These days, having one job is a rarity: just ask media moguls like Jay-Z. For many, that old school mentality can keep you from going after a dream you were convinced couldn’t translate to reality. Fortunately, visionaries like Ava DuVernay didn’t let that stop them. As Sundance Film Festival’s first African American woman to win the “Best Director” award, she’s a notable example of what it means to work from the ground up.
A California native and University of California graduate, DuVernay’s career in the film industry actually started on the business side. As head of the DuVernay Agency, the Academy member was sought after by Hollywood giants (Clint Eastwood, Bill Condon) to create marketing plans for their projects- a skill she applies to her own films today.

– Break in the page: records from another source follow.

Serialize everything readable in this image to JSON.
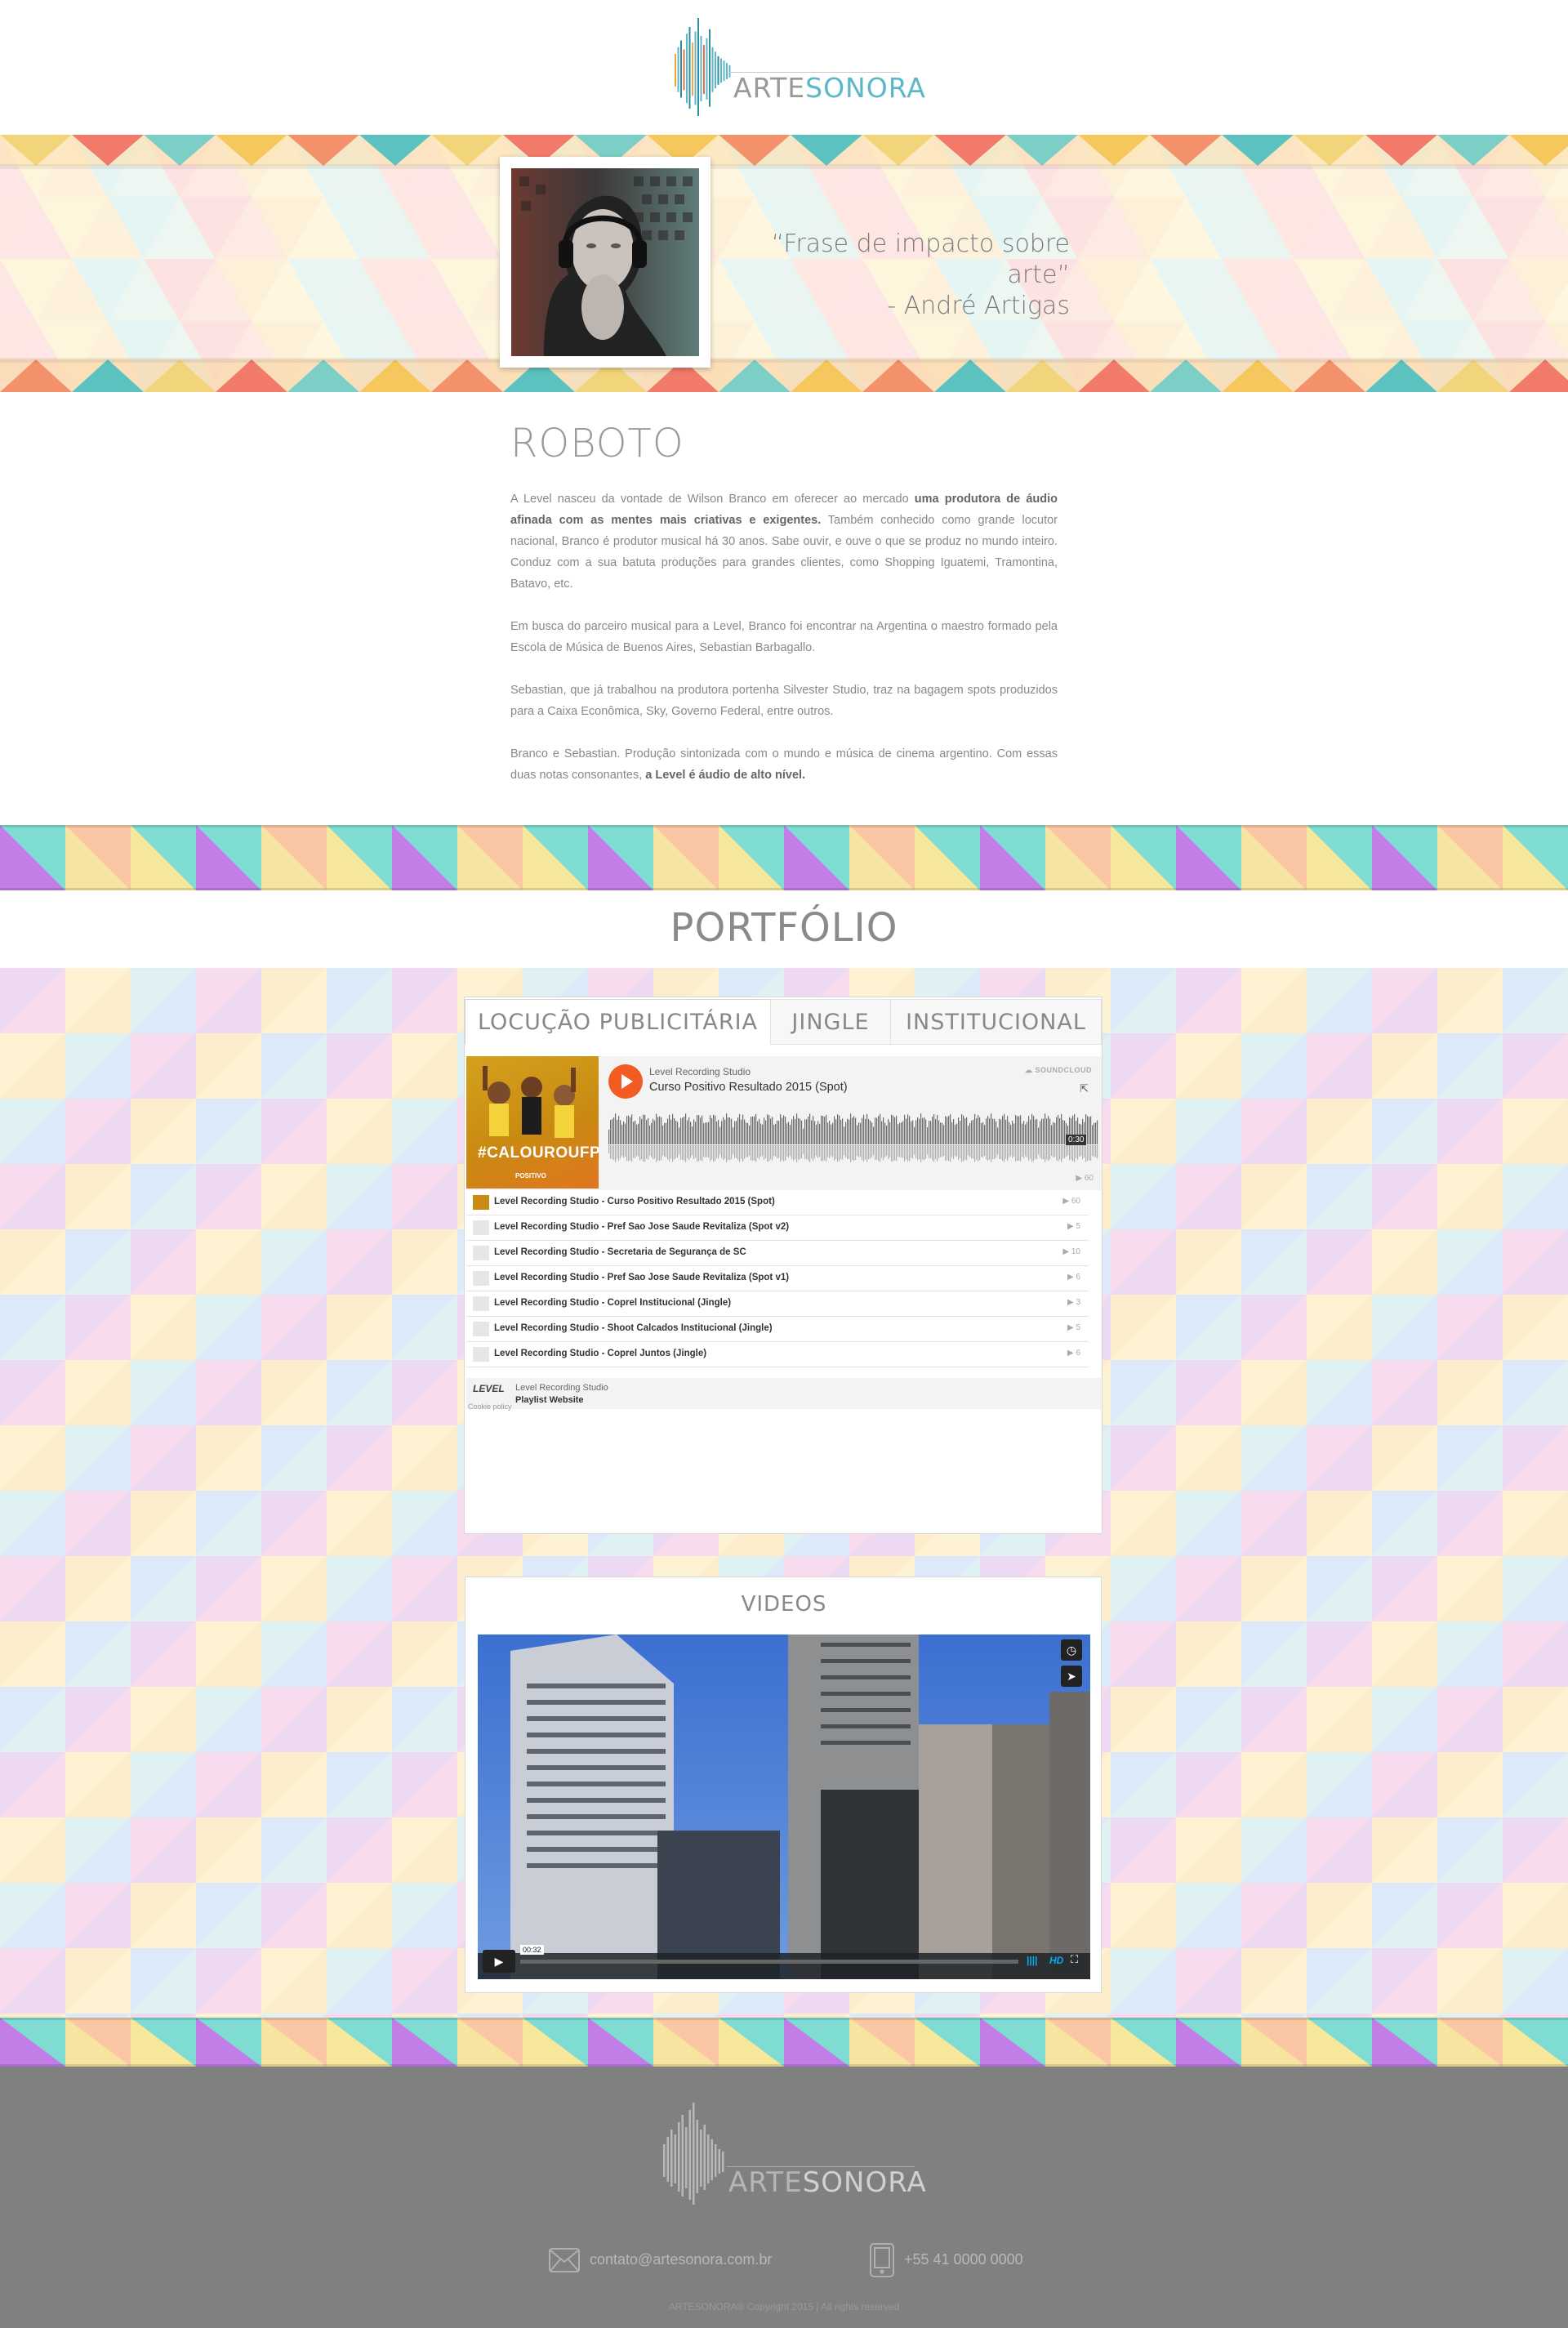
{
  "brand": {
    "name_part1": "ARTE",
    "name_part2": "SONORA"
  },
  "hero": {
    "quote_line1": "“Frase de impacto sobre arte”",
    "quote_line2": "- André Artigas"
  },
  "about": {
    "title": "ROBOTO",
    "p1_a": "A Level nasceu da vontade de Wilson Branco em oferecer ao mercado ",
    "p1_b": "uma produtora de áudio afinada com as mentes mais criativas e exigentes.",
    "p1_c": " Também conhecido como grande locutor nacional, Branco é produtor musical há 30 anos. Sabe ouvir, e ouve o que se produz no mundo inteiro. Conduz com a sua batuta produções para grandes clientes, como Shopping Iguatemi, Tramontina, Batavo, etc.",
    "p2": "Em busca do parceiro musical para a Level, Branco foi encontrar na Argentina o maestro formado pela Escola de Música de Buenos Aires, Sebastian Barbagallo.",
    "p3": "Sebastian, que já trabalhou na produtora portenha Silvester Studio, traz na bagagem spots produzidos para a Caixa Econômica, Sky, Governo Federal, entre outros.",
    "p4_a": "Branco e Sebastian. Produção sintonizada com o mundo e música de cinema argentino. Com essas duas notas consonantes, ",
    "p4_b": "a Level é áudio de alto nível."
  },
  "portfolio": {
    "title": "PORTFÓLIO",
    "tabs": [
      "LOCUÇÃO PUBLICITÁRIA",
      "JINGLE",
      "INSTITUCIONAL"
    ],
    "player": {
      "artist": "Level Recording Studio",
      "track": "Curso Positivo Resultado 2015 (Spot)",
      "brand": "SOUNDCLOUD",
      "duration": "0:30",
      "plays": "▶ 60",
      "art_text": "#CALOUROUFPR",
      "art_badge": "POSITIVO",
      "tracks": [
        {
          "title": "Level Recording Studio - Curso Positivo Resultado 2015 (Spot)",
          "count": "▶ 60"
        },
        {
          "title": "Level Recording Studio - Pref Sao Jose Saude Revitaliza (Spot v2)",
          "count": "▶ 5"
        },
        {
          "title": "Level Recording Studio - Secretaria de Segurança de SC",
          "count": "▶ 10"
        },
        {
          "title": "Level Recording Studio - Pref Sao Jose Saude Revitaliza (Spot v1)",
          "count": "▶ 6"
        },
        {
          "title": "Level Recording Studio - Coprel Institucional (Jingle)",
          "count": "▶ 3"
        },
        {
          "title": "Level Recording Studio - Shoot Calcados Institucional (Jingle)",
          "count": "▶ 5"
        },
        {
          "title": "Level Recording Studio - Coprel Juntos (Jingle)",
          "count": "▶ 6"
        }
      ],
      "footer_artist": "Level Recording Studio",
      "footer_playlist": "Playlist Website",
      "cookie": "Cookie policy"
    }
  },
  "videos": {
    "title": "VIDEOS",
    "time": "00:32",
    "hd": "HD"
  },
  "footer": {
    "email": "contato@artesonora.com.br",
    "phone": "+55 41 0000 0000",
    "copyright": "ARTESONORA® Copyright 2015 | All rights reserved"
  },
  "colors": {
    "teal": "#5cb8c6",
    "orange": "#f25c22",
    "footer_bg": "#808080"
  }
}
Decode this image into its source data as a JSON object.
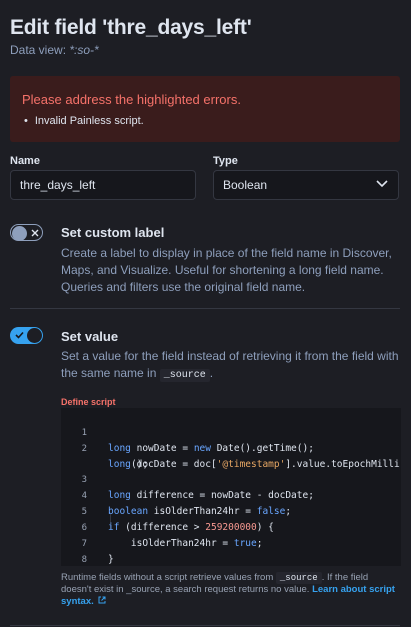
{
  "header": {
    "title": "Edit field 'thre_days_left'",
    "subtitle_prefix": "Data view:",
    "subtitle_value": "*:so-*"
  },
  "callout": {
    "title": "Please address the highlighted errors.",
    "items": [
      "Invalid Painless script."
    ]
  },
  "name_field": {
    "label": "Name",
    "value": "thre_days_left"
  },
  "type_field": {
    "label": "Type",
    "value": "Boolean"
  },
  "custom_label": {
    "toggle_state": "off",
    "title": "Set custom label",
    "description": "Create a label to display in place of the field name in Discover, Maps, and Visualize. Useful for shortening a long field name. Queries and filters use the original field name."
  },
  "set_value": {
    "toggle_state": "on",
    "title": "Set value",
    "description_prefix": "Set a value for the field instead of retrieving it from the field with the same name in",
    "description_code": "_source",
    "description_suffix": "."
  },
  "script": {
    "label": "Define script",
    "line_numbers": [
      "1",
      "2",
      "",
      "3",
      "4",
      "5",
      "6",
      "7",
      "8"
    ]
  },
  "help": {
    "prefix": "Runtime fields without a script retrieve values from",
    "code": "_source",
    "middle": ". If the field doesn't exist in _source, a search request returns no value.",
    "link": "Learn about script syntax."
  },
  "colors": {
    "accent": "#36a2ef",
    "danger": "#f6726a",
    "background": "#1d1e24"
  }
}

“I definitely integrated a lot of the organization communications skills from being a publicist,” she tells Vixen. “You’re working on 12 or 13 clients and projects at any one time, so that multitasking is really helpful as well as being able to communicate with talent. Definitely serves me well as a director.”
Unlike her director counterparts, Ava opted for an unconventional type of film education. Since she couldn’t afford noted film schools like USC and AFI, Ava’s classroom was all of the resources she could acquire on her own.